===== RECORDS FOR THE EXERCISE =====

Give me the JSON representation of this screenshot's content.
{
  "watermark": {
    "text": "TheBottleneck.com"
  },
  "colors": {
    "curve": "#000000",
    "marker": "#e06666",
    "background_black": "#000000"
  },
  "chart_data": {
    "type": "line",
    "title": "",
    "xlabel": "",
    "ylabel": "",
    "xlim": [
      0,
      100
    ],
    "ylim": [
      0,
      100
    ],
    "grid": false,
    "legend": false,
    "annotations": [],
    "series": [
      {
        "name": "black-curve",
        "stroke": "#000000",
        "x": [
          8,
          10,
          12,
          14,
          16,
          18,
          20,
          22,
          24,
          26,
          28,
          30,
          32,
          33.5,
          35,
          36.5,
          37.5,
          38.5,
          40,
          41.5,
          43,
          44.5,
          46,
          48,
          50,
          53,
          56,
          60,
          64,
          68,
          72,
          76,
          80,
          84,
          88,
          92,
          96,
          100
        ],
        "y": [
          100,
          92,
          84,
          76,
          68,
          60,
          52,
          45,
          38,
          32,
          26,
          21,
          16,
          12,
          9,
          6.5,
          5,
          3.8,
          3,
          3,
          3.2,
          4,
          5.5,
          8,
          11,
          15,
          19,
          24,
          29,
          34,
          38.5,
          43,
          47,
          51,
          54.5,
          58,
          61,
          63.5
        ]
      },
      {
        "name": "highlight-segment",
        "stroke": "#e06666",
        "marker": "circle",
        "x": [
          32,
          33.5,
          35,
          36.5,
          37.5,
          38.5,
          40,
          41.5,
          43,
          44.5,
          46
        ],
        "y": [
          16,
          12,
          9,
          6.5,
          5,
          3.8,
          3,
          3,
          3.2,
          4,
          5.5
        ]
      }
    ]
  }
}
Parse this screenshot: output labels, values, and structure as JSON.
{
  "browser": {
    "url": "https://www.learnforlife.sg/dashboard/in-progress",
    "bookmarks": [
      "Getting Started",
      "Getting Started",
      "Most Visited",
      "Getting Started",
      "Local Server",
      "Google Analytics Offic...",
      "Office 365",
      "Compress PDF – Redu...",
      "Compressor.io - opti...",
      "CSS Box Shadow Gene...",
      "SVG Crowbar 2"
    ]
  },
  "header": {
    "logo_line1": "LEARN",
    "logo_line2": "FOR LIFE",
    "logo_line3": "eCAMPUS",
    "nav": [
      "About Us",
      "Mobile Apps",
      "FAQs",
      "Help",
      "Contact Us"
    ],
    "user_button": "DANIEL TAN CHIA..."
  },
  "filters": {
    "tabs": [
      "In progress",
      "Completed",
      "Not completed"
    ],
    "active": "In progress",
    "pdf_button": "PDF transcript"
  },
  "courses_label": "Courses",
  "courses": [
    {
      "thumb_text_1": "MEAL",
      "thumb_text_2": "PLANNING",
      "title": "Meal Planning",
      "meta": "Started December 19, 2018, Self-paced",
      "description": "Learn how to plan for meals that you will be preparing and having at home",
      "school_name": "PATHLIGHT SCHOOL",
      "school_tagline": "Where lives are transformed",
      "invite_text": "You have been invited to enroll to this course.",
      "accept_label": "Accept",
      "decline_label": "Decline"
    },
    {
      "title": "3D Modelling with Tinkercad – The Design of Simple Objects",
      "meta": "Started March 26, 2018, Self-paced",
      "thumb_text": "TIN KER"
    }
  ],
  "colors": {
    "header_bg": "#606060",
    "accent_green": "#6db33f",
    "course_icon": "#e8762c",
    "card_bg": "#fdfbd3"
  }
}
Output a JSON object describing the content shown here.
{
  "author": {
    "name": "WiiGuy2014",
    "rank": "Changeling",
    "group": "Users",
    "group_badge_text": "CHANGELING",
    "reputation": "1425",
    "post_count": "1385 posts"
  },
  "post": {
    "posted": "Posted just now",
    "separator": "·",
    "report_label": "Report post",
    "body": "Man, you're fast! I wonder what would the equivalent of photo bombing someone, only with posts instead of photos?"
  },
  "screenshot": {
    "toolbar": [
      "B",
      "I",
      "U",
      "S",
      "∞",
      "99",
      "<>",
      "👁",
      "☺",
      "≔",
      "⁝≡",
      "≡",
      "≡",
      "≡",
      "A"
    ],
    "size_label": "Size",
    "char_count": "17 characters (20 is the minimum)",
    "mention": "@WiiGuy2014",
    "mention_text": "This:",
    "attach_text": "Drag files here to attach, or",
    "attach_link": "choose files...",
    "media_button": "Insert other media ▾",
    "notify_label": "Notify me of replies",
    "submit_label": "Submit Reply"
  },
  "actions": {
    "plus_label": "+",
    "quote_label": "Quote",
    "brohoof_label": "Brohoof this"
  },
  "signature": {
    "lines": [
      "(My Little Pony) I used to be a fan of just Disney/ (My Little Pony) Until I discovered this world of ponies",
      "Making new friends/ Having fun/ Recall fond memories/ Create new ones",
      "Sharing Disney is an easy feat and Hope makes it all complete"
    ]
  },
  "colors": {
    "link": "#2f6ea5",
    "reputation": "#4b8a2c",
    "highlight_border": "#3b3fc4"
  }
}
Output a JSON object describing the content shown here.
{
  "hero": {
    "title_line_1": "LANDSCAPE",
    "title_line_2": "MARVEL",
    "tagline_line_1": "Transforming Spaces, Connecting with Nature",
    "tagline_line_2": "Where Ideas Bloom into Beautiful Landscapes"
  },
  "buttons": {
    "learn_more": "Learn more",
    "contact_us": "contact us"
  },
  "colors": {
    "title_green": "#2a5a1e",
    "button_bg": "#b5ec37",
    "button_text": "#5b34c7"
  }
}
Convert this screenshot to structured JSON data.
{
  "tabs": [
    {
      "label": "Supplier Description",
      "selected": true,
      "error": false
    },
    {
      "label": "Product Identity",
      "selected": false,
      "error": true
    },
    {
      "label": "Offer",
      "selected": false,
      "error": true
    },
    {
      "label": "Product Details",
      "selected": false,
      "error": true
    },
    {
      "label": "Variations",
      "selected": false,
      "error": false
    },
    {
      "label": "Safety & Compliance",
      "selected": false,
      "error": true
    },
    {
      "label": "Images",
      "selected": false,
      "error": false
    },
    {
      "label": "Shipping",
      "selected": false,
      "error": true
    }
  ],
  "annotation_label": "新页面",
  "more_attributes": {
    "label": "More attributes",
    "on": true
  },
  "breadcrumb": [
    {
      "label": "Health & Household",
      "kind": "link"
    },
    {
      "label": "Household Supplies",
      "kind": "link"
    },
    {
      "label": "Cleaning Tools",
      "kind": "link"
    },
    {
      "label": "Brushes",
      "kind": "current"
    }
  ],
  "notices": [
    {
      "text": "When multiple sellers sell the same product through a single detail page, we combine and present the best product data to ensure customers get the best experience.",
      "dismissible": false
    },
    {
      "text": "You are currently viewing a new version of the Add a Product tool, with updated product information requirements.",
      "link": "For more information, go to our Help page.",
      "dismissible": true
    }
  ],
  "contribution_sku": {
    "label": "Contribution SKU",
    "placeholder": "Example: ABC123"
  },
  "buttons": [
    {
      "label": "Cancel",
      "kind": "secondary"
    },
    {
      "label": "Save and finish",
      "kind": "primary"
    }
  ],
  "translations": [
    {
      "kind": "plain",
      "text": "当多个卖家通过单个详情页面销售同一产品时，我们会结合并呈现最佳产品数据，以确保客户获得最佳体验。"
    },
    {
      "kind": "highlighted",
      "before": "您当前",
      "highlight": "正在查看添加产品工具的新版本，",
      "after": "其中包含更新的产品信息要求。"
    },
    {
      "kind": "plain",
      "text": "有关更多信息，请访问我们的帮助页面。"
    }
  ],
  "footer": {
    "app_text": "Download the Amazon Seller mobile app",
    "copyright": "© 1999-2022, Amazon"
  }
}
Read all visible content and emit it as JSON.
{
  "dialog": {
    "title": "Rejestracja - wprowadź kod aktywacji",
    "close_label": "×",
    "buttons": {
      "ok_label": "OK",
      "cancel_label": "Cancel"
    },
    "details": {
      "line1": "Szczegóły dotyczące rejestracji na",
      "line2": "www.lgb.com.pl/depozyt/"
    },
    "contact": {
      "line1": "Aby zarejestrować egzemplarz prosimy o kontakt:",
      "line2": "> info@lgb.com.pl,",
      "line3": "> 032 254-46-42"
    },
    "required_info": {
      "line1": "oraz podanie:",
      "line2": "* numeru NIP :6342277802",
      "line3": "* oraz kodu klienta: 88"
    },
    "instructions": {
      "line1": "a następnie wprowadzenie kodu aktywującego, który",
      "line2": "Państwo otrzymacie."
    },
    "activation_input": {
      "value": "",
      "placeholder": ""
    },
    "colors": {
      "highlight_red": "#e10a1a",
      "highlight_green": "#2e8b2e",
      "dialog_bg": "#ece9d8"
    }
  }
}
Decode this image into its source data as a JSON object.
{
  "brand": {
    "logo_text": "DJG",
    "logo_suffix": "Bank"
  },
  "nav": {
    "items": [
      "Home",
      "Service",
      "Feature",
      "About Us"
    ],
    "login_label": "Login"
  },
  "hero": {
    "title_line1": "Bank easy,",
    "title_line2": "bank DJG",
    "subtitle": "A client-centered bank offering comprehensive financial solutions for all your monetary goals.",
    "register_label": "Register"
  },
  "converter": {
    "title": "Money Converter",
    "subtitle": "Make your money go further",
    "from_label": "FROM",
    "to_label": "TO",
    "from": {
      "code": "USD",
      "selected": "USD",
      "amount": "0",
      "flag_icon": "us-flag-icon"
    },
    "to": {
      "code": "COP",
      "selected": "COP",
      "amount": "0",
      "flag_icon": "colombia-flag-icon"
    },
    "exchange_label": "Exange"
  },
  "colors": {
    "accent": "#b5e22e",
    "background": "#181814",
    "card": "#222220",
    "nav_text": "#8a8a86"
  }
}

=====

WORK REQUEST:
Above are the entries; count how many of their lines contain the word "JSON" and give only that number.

WRITTEN RESPONSE:
7